Garden Notes: First Real Spring Weekend

cilantro-parsley
Image by shannon_turlington via Flickr

Here it is, mid-April, and for the first time we had a Saturday that wasn’t rainy and chilly. Spring was late-coming this year, and it still doesn’t seem to have fully arrived, judging from the weather forecast for this week. But at least we were able to get out in the yard and start the garden prep. I aim to keep a gardening journal this year on this blog, as we are getting more and more serious about our vegetable garden.

We really did start last weekend, with cleaning out the decorative and herb beds, but that wasn’t very interesting. This weekend, our goals were to clean out the vegetable beds, and my husband wanted to build another box alongside the two we already had. But before we started, we had to take care of a surprise we found in one of the beds.

Cilantro is one of those herbs that I cannot grow. It always, always dies on me, and the cilantro I planted last summer was no exception. We didn’t harvest any. So it was pretty surprising to find, growing among all the weeds, a large and healthy cilantro plant. I cut it down yesterday, along with the parsley that overwintered. You can see how much I got in the photo. I plan to make cilantro and parsley pesto to freeze, as well as a mixed-herb marinade for grilling chicken this week, seeing as how all the other perennial herbs are coming back as well.

So I guess the lesson learned is that cilantro, like rosemary and small children, only thrives when ignored. (Just kidding about the small children.)

After the cilantro was cleared, my husband tilled under the remaining weeds and transferred out the spent soil. He then built a third box alongside the first two and mulched a path between them. Fortunately, my labor wasn’t required for this part of the proceedings. Over the next weekend or two, we’ll finish up the mulching and continue enriching the soil. I plan to plant two or three complementary vegetables in each box, along with a mix of flowers, herbs and ground cover, following the precepts in the book Great Garden Companions (a good reference if you’re a raised-bed vegetable gardener). My hope is to keep weeds and pests to a minimum and end up with vegetable garden boxes that are good-looking enough to be in the front yard (which is, of course, where they are since it’s the only spot that gets any sun).

Here’s the new box in progress:

And here’s my husband putting in the path between the boxes:

I intend to post weekly updates on our progress.

Reblog this post [with Zemanta]
Advertisements

6 thoughts on “Garden Notes: First Real Spring Weekend

  1. pam 19 April 2009 at 2:47 pm

    I also can’t grow cilantro. It goes to seed after a few weeks. I did find lots of little sprouts, but they didn’t do much for me either!

  2. pam 20 April 2009 at 7:57 am

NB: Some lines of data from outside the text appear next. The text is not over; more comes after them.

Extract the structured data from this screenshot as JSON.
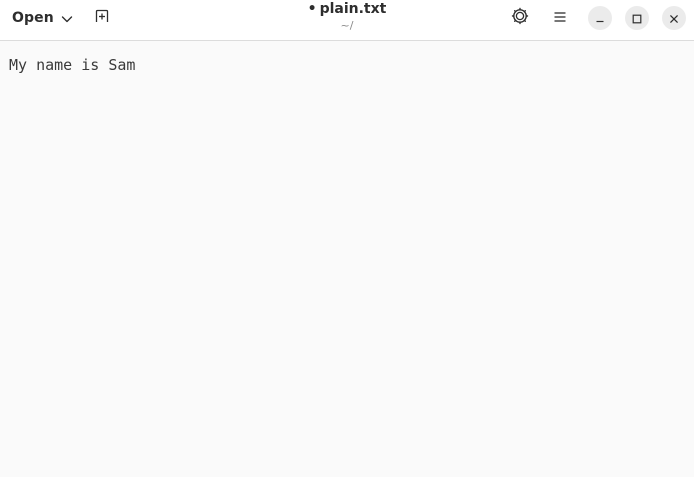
{
  "header": {
    "open_label": "Open",
    "modified_indicator": "•",
    "file_name": "plain.txt",
    "file_path": "~/",
    "icons": {
      "open_dropdown": "chevron-down-icon",
      "new_tab": "new-tab-icon",
      "settings": "gear-icon",
      "menu": "hamburger-menu-icon",
      "minimize": "minimize-icon",
      "maximize": "maximize-icon",
      "close": "close-icon"
    }
  },
  "editor": {
    "content": "My name is Sam"
  },
  "colors": {
    "header_bg": "#ffffff",
    "editor_bg": "#fafafa",
    "text": "#2e2e2e",
    "window_button_bg": "#ebebeb"
  }
}
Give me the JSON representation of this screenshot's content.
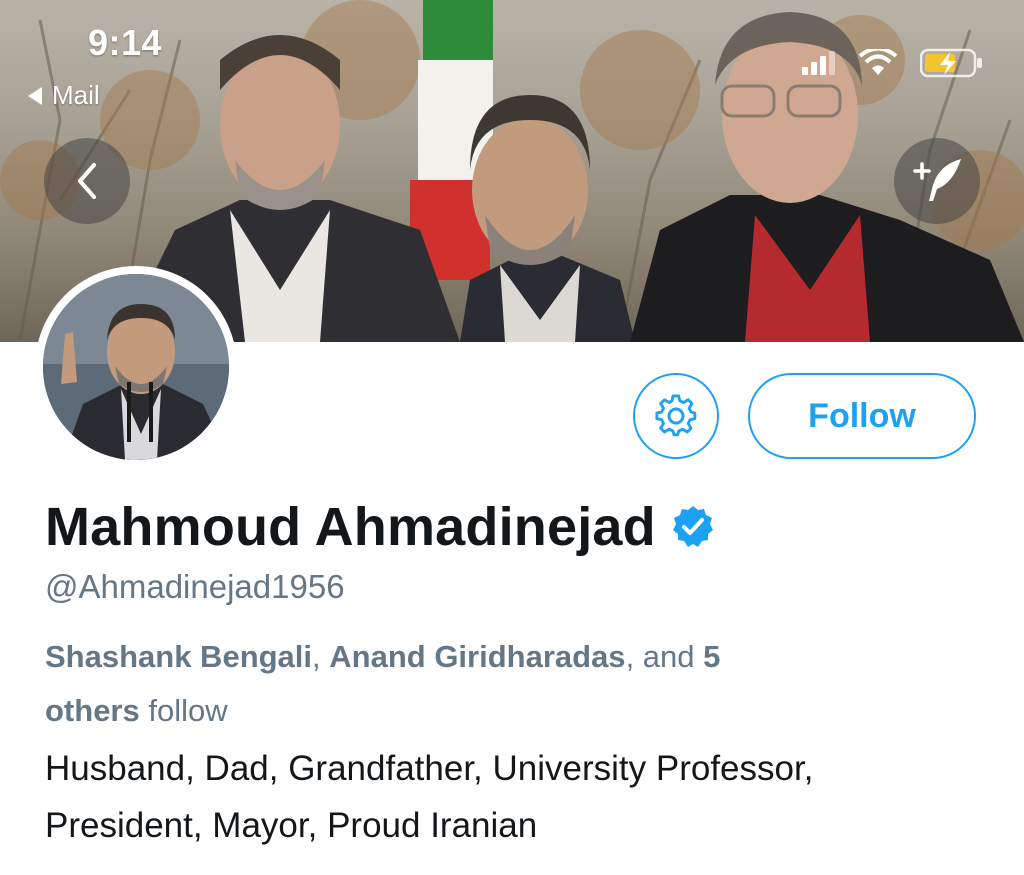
{
  "status_bar": {
    "time": "9:14",
    "back_app": "Mail"
  },
  "header": {
    "back_icon": "chevron-left-icon",
    "compose_icon": "add-feather-icon"
  },
  "actions": {
    "settings_icon": "gear-icon",
    "follow_label": "Follow"
  },
  "profile": {
    "name": "Mahmoud Ahmadinejad",
    "verified_icon": "verified-badge-icon",
    "handle": "@Ahmadinejad1956",
    "followers_known": {
      "person_1": "Shashank Bengali",
      "separator": ", ",
      "person_2": "Anand Giridharadas",
      "and_text": ", and ",
      "others_count": "5",
      "others_word": "others",
      "follow_text": " follow"
    },
    "bio_line_1": "Husband, Dad, Grandfather, University Professor,",
    "bio_line_2": "President, Mayor, Proud Iranian"
  },
  "colors": {
    "accent": "#1da1f2",
    "name": "#14171a",
    "secondary": "#657786",
    "verified": "#1da1f2"
  }
}
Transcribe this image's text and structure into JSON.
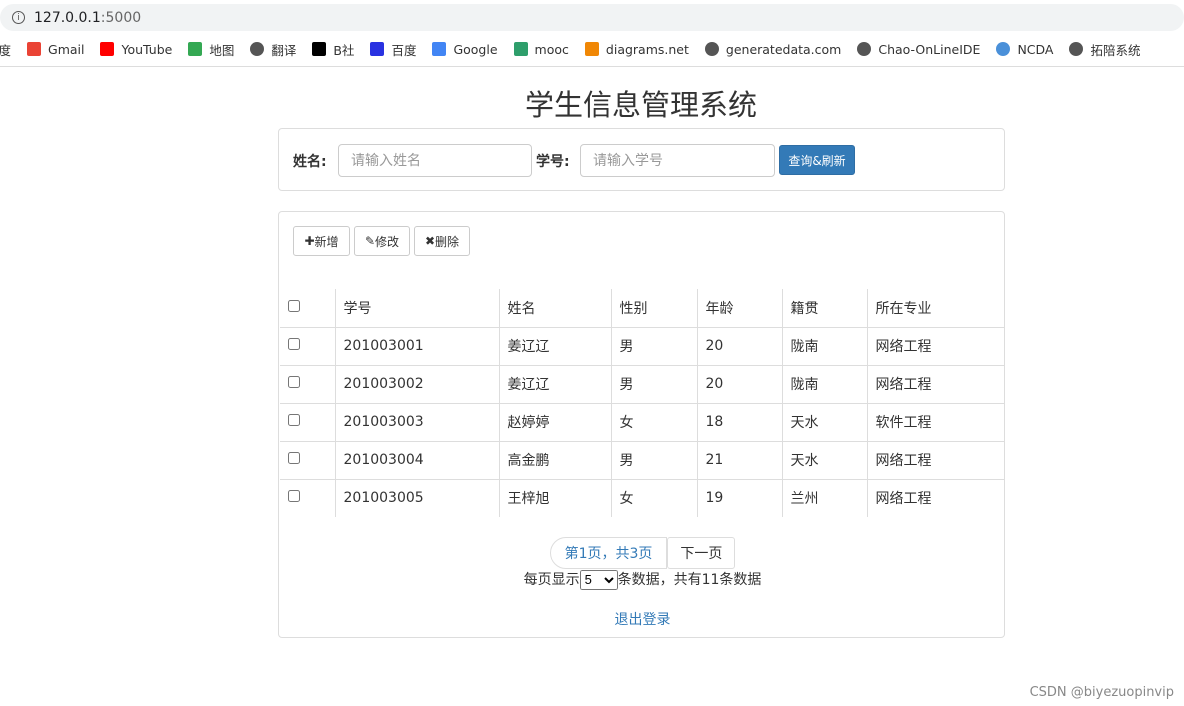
{
  "browser": {
    "url_host": "127.0.0.1",
    "url_port": ":5000",
    "bookmarks": [
      {
        "label": "百度",
        "icon": "baidu-icon",
        "color": "#fff"
      },
      {
        "label": "Gmail",
        "icon": "gmail-icon",
        "color": "#ea4335"
      },
      {
        "label": "YouTube",
        "icon": "youtube-icon",
        "color": "#ff0000"
      },
      {
        "label": "地图",
        "icon": "maps-icon",
        "color": "#34a853"
      },
      {
        "label": "翻译",
        "icon": "globe-icon",
        "color": "#555555"
      },
      {
        "label": "B社",
        "icon": "b-icon",
        "color": "#000000"
      },
      {
        "label": "百度",
        "icon": "baidu-paw-icon",
        "color": "#2932e1"
      },
      {
        "label": "Google",
        "icon": "google-icon",
        "color": "#4285f4"
      },
      {
        "label": "mooc",
        "icon": "mooc-icon",
        "color": "#2e9e6b"
      },
      {
        "label": "diagrams.net",
        "icon": "diagrams-icon",
        "color": "#f08705"
      },
      {
        "label": "generatedata.com",
        "icon": "globe-icon",
        "color": "#555555"
      },
      {
        "label": "Chao-OnLineIDE",
        "icon": "globe-icon",
        "color": "#555555"
      },
      {
        "label": "NCDA",
        "icon": "ncda-icon",
        "color": "#4a90d9"
      },
      {
        "label": "拓陪系统",
        "icon": "globe-icon",
        "color": "#555555"
      }
    ]
  },
  "title": "学生信息管理系统",
  "search": {
    "name_label": "姓名:",
    "name_placeholder": "请输入姓名",
    "id_label": "学号:",
    "id_placeholder": "请输入学号",
    "query_button": "查询&刷新"
  },
  "toolbar": {
    "add": "新增",
    "edit": "修改",
    "delete": "删除"
  },
  "table": {
    "headers": [
      "学号",
      "姓名",
      "性别",
      "年龄",
      "籍贯",
      "所在专业"
    ],
    "rows": [
      [
        "201003001",
        "姜辽辽",
        "男",
        "20",
        "陇南",
        "网络工程"
      ],
      [
        "201003002",
        "姜辽辽",
        "男",
        "20",
        "陇南",
        "网络工程"
      ],
      [
        "201003003",
        "赵婷婷",
        "女",
        "18",
        "天水",
        "软件工程"
      ],
      [
        "201003004",
        "高金鹏",
        "男",
        "21",
        "天水",
        "网络工程"
      ],
      [
        "201003005",
        "王梓旭",
        "女",
        "19",
        "兰州",
        "网络工程"
      ]
    ]
  },
  "pagination": {
    "current": "第1页，共3页",
    "next": "下一页",
    "per_page_prefix": "每页显示",
    "per_page_value": "5",
    "per_page_suffix": "条数据，共有11条数据"
  },
  "logout": "退出登录",
  "watermark": "CSDN @biyezuopinvip",
  "accent": "#337ab7"
}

    I also can’t grow cilantro. It goes to seed after a few weeks. I did find lots of little sprouts, but they didn’t do much for me either!
    BTW I love your blog!

  3. Shannon 20 April 2009 at 9:19 am

    Hey, Pams – Thanks a lot! I thought it was funny that when I wasn’t trying to grow cilantro, I got more than I know what to do with. I made pesto yesterday, gave some away and still have a bouquet of it sitting on the kitchen table. I don’t even like it all that much. Too bad it’s not quite salsa season.

  4. Welcome « Blog Archive « My Blog 20 April 2009 at 10:32 am

    […] I chose the photoblog theme because I also figured that the best way to write about a garden is to show as much as possible. So for the first post, here I am in the garden, preparing it for the upcoming season. I’ve built a third box (shown on the right) and mulched between the boxes to make it all a more cohesive unit.  My wife posted some nice in-process pictures on her cooking blog, found here. […]

  5. […] week I blogged about an unexpected find in our garden: gigantic cilantro and parsley plants that had overwintered and needed to be harvested before we […]

  6. What’s Cooking in May « Simply Cooking 30 April 2009 at 10:21 am

    […] more creative and freer, since I’m not a slave to the recipe. So far, I have been inspired by herbs in my garden. Now that we have begun planting vegetables and the farmers markets are starting back up again, I […]

Leave a Reply

Fill in your details below or click an icon to log in:

WordPress.com Logo

You are commenting using your WordPress.com account. Log Out / Change )

Twitter picture

You are commenting using your Twitter account. Log Out / Change )

Facebook photo

You are commenting using your Facebook account. Log Out / Change )

Google+ photo

You are commenting using your Google+ account. Log Out / Change )

Connecting to %s

%d bloggers like this: